Meet Me at Olive and Olive
We are searching. I am searching. Constantly seeking a place in which my thoughts and my actions meld. I walked a couple miles today, kinda a Forest Gump moment of getting to my goal and deciding to continue. There is this pole at the top of Olive, which is the street next to our apartment. The pole is the “street sign” or “parking sign” variety. It’s planted at the apex of two streets, Olive Ave and Olive St. Here’s how Google street view sees the pole.
The pole is not a very good landmark. Not really a place, just a sorta-place. It is a placeholder. I like walking to this pole because it is uphill from my apartment and I can fool myself into thinking I am fit. I often get to the pole and if there is another pedestrian, I will slap the pole and yell, “five” and then turn around and walk back. Today I took a left and just kept walking, about five blocks later I turned to my left to look over a gate that seemed to house a B n B I didn’t know was there and out of the corner of my eye I see I am being followed by another walker. She is in better shape than me but keeping pace. But shockingly close, ten feet maybe.
When I walk I always keep looking down at the lines in the cement. I like the square pattern the best, ones in which I can plant one foot in a square and then by the next stride I land completely in a new square. I still don’t like stepping on cracks. This pattern was in the sidewalks on the way home from Union Ridge Elementary. But I always feel like I am walking like an idiot taking these big strides and then I break pace to avoid a crack. All of this goes through my head as I realize this other walker has been following me. It also goes through my head that she is still following me. We get to a light at a corner and she stays right behind me. We walk like this for four or five blocks and by this time I am convinced that my right foot is completely crooked and dragging. I pause as if to fix my iPod and she finally steps up to pass me and I bolt left. I doubt she is at home right now entering the clubfoot guy in her blog but I thought it was horrible that I was so worried about my walking. I used to work out at a gym across the street from PNCA and I never talked to anyone. I was constantly convinced I was exercising wrong. But to be fair none of the approximately two thousand people I ever saw there said one word to me. So I probably was exercising wrong.
I walked from my pole on Olive all the way to the Santa Barbara pier on the water, and over past the carousel and back up Milpas, past the McConnell’s Ice Cream World Headquarters. They have a cow on top of the building that kids like to paint. Currently it has the green and yellow of Santa Barbara high on it, and in red the words “Occupy S. M.” San Marcos their cross town rivals.

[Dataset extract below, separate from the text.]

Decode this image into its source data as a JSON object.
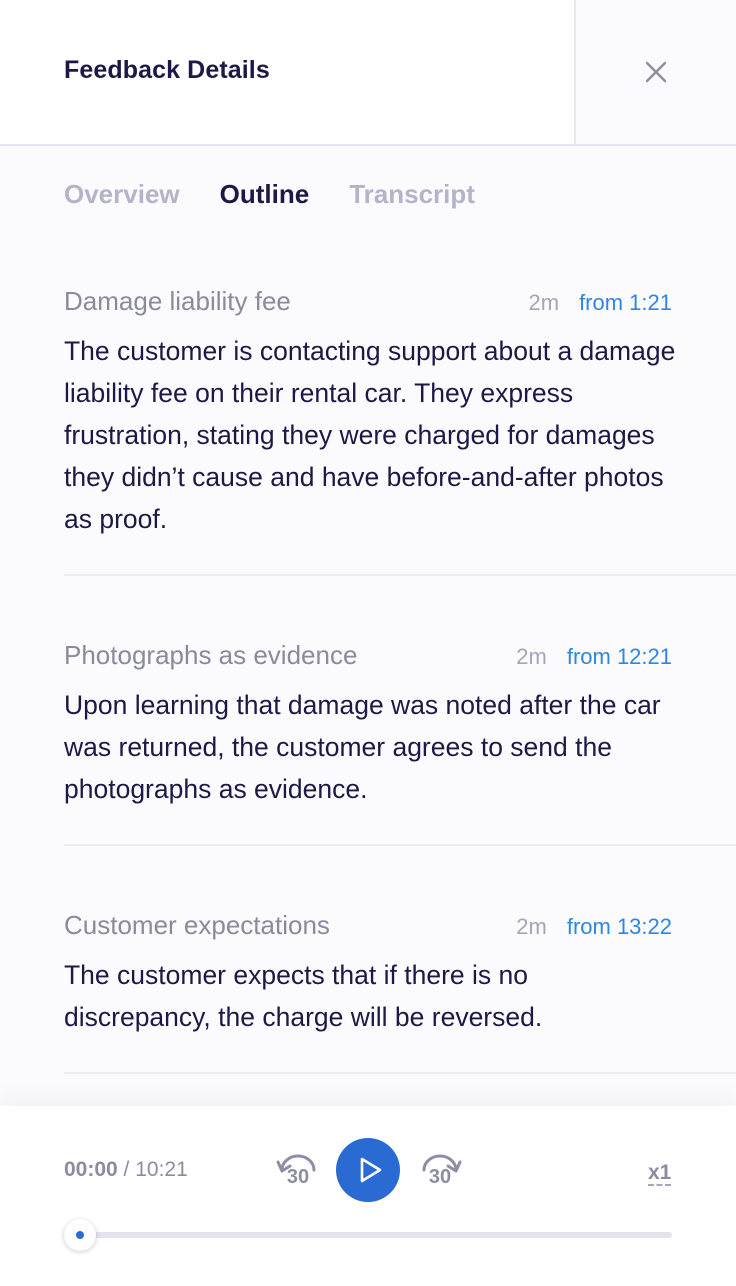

I walked and I thought about my art and my career and my art career. Artists make gestures, they make objects, and they assemble elements into a pattern or system. They smear paint on a canvas. Sometimes we all agree it looks like howling wolves and sometimes we all agree it just looks like red. Sometimes we even agree that smeared paint looks the same whether it’s done by a forty year old or a four year old. But regardless, artists make connections with people who can be called their audience. I want my audience to experience my art in the way they experience their first drive-in movie. Not the last one you went to, trying to relive something you saw in a Happy Days episode. But the real sensation you feel when you have truly enjoyed an event and added it to your list of great moments.
I remember having coffee at a diner in Hazel Dell at seven in the morning with Lindy and his ancient friends. The squeaky booth and the watery coffee and the idea that you might have pie for breakfast. These old men weren’t making art, they were making life. There is a difference, but I want to be able to cause that feeling. We so often don’t know the feeling we cause, I don’t assume the lady following me even knew I was paying attention to her path. I don’t think Lindy was trying to give me a memory, which would last twelve years, but if I could isolate those moments and give them to people intentionally, that would be real magic. We are each made up of a series of experiences which happened. How do you design that opportunity before the case, before it is now, like a Rube Goldberg machine placing a bucket over a door to set something unforgettable in motion for someone else?
I had dinner last night in a booth with two smart gentle men, Raymond and Jack. They do not agree on everything, they are not adversaries but they do not agree on everything. I enjoy their company very much, mostly they let me prattle on about topics which are all fiction. They insert and challenge and defend. It is good to be pushed on conversation. We talk about art, and we talk about making, and we talk about caring. I care about my audience, I’m frankly thrilled when I have one. It is a kindness for people to look at what I do and either like it or dislike it. I want to eliminate contrivances from my practice. I only write that here so that it is somewhere. I talk a lot and if it doesn’t get written down sometimes it goes away and than it never was. So I want to spend some time working hard to not over do things. I want authored real. I want to build real things that make people build permanent memories. That doesn’t sound so hard does it? The good news is we are making this all up anyway so making up a new rule is free and I am allowed to do it.